Coral Canyon’s 10th tee. Click to enlarge.
There are many risk-reward scenarios at Coral from the tee. Fairways can run out like on the par-5 2nd hole. You can choose a shorter club than driver or 3-wood off the tee to stay safe and short of the wash, but that turns it into a 3-shot hole. More aggressive players you can try to get as close to the wash as possible and having a chance at reaching the green in two.
Hole #8 is a short par-4 which is drivable at 312 yards from the tips. I’ve hit everything from driver to 7-iron off of this tee. Choosing the aggressive route requires more accuracy. An errant drive could find the hillside right and a tough recovery shot or massive bunkering short left of the green. Great hole.
The fairways at Coral are quite large and wide, though they can sometimes look small and narrow from the tee. Many fairways are reached only after forced carries from the tee.
Though the fairways are wide, I still seem to manage missing my share at Coral. There’s not much “rough” here, just a few feet and it historically hasn’t been very deep or penal. But missing a fairway beyond the rough brings into play serious trouble, lost balls, unplayable lies and lots of first hand encounters with the thousands of rabbits which inhabit the course.
Coral has challenging but fair greens.
The greens at Coral Canyon are fun and challenging. Many have subtle breaks with one or two larger tiers or quadrants. Finding the proper level in those cases is crucial to scoring, like on the par-3 3rd hole which has a massive tier dissecting the green into two distinct surfaces. Balls which hit the green in regulation but don’t find the proper level on greens like #1, #3, #18, suddenly become very challenging two-putts.
Coral Canyon’s amenities are all top notch. Everything a golfer needs is there from a great driving range, practice green to great food. The pro shop offers great golf equipment, rental clubs, club fitting and sells some great threads which sport the Coral Canyon logo.
In addition to the pro-shop and restaurant, the clubhouse is also features a men’s and women’s locker room as well as wedding/banquet facilities.
Sets of tees: 5
Length from tips: 7,029 yards
Course rating: 73.0
I’ve played nearly every course in this beautiful state, and Coral Canyon is ranked right up at the top with a few very special courses. If you are planning a golf trip to Southern Utah, Mesquite Nevada or even Las Vegas (two hour drive), you should make it a point to play Coral Canyon.
Hooked On Golf Blog Coral Canyon Image Gallery
I’ve updated the Hooked On Golf Blog Wasatch Mountain State Park image gallery with some new photos from the Lakes and Mountain courses. What a beautiful area near Heber City, Utah.
Beautiful mountain backdrops and plush green grass. Love mountain golf. Click for more.

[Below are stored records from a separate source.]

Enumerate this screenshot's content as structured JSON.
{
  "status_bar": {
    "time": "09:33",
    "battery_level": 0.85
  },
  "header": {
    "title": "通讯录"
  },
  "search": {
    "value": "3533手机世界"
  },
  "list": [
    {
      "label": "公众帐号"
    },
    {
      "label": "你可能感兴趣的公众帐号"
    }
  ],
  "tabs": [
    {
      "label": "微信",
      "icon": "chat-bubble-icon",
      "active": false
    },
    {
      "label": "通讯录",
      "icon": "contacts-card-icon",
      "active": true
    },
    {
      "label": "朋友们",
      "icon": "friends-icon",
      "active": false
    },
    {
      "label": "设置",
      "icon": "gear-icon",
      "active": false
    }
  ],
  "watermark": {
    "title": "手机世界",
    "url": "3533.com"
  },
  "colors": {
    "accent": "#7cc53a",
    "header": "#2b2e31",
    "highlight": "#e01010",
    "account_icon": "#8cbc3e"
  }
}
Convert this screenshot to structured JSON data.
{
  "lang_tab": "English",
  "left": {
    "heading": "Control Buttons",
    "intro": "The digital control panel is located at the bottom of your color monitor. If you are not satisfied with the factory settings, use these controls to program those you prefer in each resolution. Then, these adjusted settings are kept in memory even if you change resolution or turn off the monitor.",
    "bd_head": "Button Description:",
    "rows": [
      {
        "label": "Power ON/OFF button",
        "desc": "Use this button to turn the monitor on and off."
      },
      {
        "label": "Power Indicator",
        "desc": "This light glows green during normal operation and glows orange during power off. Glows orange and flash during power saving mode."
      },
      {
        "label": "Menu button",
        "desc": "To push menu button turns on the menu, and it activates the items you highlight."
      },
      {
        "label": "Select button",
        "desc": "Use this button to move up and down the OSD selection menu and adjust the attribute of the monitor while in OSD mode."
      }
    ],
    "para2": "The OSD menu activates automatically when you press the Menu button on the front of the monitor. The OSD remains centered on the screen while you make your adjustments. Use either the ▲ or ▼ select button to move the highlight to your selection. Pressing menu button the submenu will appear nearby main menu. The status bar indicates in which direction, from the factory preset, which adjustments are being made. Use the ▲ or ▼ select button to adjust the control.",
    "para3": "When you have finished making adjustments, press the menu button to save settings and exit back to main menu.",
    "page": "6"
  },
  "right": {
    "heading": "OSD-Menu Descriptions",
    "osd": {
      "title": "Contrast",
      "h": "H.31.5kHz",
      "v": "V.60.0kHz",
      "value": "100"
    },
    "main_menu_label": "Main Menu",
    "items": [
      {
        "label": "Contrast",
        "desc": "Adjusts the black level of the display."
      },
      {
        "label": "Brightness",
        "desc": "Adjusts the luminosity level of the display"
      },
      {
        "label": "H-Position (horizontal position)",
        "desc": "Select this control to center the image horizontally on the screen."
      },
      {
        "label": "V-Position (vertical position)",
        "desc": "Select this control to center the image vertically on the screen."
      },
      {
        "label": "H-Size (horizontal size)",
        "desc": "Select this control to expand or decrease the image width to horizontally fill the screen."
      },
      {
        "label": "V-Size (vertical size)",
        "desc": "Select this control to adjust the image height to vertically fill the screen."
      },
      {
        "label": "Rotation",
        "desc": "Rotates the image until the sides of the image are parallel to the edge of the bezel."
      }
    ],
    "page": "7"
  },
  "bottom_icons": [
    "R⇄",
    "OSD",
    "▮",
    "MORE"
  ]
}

These courses are just a few minutes drive from Park City and about a 40 minute drive from Salt Lake.
Here’s another image gallery I’m happy to post from my recent trip to the home of golf, St. Andrews. Click to view the St. Andrews New Course image gallery.
New Course - St. Andrews, Scotland - Click for more images
The New Course opened in 1895. 1895? That’s new alright, when comparing it to the Old Course, which is some 500+ years older. The New Course was designed by Old Tom Morris and is quite a fun track to play. The style is a bit different than the Old Course–smaller greens, narrower fairways and lots of gorse bushes to catch errant drives.
There’s a more modern clubhouse too (pic below), which services the new and the Jubilee course. I’ll have a Jubilee gallery up shortly.
St. Andrews New Course Clubhouse - click for more